We're part way through a multi-day marathon of the entire 5 or 6-season run of Game of Thrones on cable, and it's been on non-stop for the last couple of days, downstairs in this small cabin. Periodically I go and get some lunch or dinner, and make sure my husband is still breathing, in front of the TV.
No doubt about it — this is quality programming, and I've seen all the episodes (and read the books). Upstairs at my writing desk, where I can hear snatches of the dialogue, much of the music, and all of the screaming, I'm having no trouble following along with the episodes as they go by.
This is having two effects on my writing…
I am oh-so-glad that George R R Martin is not the god of my personal universe
When novels first became popular in the 16th/17th century, readers felt that they held up a mirror to life. My opinion is: yes, and no.
Yes, in that the characters must emulate real people, or the story they tell has no foundation, no reality, and is nothing but fable, with puppets moved at whim by the author.
No, in that the author is the god of his created world, and it is only a pretense to abdicate that responsibility. It is not fate that kills his characters, or accident, or evil — it is the author's pen, disclaim it how he may.

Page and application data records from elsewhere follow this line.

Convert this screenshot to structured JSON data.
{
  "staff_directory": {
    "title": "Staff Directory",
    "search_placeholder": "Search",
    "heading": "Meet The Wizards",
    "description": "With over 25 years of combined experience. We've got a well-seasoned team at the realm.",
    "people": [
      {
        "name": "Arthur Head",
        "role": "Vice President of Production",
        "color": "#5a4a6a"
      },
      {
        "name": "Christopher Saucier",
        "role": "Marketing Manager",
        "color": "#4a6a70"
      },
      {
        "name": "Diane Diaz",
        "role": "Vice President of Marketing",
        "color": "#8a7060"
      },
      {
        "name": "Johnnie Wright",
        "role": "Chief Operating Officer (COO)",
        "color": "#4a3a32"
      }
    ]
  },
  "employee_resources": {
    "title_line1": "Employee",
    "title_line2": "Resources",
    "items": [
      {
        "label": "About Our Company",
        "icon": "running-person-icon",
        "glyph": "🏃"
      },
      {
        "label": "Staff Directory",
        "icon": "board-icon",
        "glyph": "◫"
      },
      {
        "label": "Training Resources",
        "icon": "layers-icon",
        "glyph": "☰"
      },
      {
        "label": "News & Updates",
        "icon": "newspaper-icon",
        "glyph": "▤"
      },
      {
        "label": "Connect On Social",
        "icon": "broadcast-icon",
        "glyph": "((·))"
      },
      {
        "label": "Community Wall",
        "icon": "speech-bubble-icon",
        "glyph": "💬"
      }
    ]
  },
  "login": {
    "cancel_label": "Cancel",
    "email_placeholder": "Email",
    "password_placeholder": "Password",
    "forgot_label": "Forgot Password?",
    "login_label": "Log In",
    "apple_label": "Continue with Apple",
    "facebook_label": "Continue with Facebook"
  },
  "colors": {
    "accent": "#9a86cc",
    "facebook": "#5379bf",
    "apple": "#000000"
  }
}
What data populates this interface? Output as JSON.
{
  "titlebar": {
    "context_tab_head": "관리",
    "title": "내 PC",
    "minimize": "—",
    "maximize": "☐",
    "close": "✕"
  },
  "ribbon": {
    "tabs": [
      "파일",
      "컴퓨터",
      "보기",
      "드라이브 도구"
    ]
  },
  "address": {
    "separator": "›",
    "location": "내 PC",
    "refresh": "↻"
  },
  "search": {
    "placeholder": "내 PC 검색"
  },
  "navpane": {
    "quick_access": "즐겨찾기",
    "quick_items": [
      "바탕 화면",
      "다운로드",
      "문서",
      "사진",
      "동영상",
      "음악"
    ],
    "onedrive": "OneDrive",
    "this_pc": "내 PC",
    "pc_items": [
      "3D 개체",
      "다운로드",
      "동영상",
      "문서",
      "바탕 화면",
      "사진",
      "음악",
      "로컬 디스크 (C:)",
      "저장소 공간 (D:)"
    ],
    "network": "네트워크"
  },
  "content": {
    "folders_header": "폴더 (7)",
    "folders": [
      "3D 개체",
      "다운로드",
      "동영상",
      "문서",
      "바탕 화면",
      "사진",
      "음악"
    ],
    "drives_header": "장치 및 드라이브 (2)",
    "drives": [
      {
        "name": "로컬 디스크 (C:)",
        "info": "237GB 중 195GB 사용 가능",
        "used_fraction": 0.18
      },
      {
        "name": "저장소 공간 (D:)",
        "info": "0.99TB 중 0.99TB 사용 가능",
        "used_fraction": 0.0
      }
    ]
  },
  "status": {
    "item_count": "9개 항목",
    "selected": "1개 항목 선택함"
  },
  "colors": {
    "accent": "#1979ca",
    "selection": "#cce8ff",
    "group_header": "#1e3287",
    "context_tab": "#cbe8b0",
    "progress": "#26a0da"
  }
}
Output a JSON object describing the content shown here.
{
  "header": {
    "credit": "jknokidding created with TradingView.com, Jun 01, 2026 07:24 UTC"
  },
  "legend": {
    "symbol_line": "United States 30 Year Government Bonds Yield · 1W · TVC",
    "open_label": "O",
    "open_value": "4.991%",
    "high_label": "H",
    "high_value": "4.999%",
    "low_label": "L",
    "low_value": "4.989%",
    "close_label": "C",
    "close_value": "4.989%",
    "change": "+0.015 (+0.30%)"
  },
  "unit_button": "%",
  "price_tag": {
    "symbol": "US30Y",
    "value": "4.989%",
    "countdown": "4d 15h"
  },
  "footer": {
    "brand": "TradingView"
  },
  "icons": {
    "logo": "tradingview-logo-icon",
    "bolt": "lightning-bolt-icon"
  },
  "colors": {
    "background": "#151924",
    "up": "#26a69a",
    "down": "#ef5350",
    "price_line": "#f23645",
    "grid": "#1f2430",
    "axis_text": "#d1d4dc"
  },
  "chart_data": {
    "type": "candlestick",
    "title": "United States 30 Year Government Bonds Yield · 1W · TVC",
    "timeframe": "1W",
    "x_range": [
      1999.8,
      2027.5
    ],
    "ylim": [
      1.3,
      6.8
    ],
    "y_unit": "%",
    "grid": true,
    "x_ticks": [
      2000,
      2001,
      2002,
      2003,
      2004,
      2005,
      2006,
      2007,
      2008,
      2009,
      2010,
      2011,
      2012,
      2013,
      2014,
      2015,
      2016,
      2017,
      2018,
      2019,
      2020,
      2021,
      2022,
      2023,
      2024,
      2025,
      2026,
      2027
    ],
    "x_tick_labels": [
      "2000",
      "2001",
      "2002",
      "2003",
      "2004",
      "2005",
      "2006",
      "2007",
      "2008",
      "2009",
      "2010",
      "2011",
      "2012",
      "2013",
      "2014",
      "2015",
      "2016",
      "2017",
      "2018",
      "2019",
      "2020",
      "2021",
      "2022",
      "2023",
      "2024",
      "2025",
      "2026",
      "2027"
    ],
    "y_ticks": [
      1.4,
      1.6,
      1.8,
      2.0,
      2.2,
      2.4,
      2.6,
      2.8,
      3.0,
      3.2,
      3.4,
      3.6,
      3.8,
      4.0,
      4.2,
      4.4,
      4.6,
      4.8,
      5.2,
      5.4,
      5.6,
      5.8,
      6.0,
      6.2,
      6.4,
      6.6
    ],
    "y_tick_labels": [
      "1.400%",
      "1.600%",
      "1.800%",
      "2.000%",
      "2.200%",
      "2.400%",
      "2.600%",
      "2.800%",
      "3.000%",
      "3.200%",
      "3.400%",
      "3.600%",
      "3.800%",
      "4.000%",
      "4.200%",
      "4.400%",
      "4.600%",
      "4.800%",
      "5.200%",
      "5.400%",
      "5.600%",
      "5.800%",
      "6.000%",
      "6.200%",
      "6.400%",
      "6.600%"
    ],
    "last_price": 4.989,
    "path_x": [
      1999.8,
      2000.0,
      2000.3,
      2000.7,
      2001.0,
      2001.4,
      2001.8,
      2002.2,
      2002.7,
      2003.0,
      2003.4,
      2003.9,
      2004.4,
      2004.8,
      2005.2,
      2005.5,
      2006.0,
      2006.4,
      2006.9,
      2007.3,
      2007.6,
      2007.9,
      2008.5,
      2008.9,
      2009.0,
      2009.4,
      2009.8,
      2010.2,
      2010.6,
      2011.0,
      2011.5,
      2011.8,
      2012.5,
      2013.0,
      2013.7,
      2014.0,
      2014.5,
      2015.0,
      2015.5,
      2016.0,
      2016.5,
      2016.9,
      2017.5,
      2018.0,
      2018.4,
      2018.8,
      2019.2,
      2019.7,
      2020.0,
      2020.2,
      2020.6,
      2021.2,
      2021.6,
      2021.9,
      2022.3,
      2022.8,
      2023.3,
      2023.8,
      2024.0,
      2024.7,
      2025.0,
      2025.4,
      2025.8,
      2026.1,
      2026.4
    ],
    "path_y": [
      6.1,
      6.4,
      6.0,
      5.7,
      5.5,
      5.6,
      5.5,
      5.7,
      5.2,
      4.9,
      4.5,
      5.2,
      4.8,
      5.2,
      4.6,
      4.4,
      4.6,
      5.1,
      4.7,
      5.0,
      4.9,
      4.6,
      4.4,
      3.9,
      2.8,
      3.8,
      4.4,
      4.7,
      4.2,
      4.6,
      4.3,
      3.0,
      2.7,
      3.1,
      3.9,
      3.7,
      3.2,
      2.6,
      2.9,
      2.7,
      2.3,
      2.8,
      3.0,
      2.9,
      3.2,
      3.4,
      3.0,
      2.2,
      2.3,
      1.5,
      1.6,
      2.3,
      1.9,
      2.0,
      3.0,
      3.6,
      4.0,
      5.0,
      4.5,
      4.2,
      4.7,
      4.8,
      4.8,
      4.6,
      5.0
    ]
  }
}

Even when writing a novelized version of historical events, the author cannot help but take sides, offer explanations, create a reality where the events make some sort of fictional sense. It's his story, and he has shaped it as he wants it.